>>>>

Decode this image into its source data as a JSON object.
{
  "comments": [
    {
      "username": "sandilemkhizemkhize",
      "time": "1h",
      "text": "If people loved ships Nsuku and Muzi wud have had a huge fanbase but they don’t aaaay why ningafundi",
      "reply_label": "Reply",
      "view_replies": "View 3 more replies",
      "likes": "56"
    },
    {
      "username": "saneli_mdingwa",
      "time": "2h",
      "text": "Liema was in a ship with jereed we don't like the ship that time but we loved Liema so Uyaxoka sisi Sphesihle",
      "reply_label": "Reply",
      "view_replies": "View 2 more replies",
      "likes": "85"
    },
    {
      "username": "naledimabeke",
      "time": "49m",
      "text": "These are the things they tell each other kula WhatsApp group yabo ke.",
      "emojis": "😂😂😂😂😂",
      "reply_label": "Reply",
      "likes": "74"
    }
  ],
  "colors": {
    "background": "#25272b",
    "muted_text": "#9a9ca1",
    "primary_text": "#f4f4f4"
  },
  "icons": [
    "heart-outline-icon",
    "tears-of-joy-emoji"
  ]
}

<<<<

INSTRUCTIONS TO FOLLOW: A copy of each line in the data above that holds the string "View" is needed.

SOLVED PROBLEM:
      "view_replies": "View 3 more replies",
      "view_replies": "View 2 more replies",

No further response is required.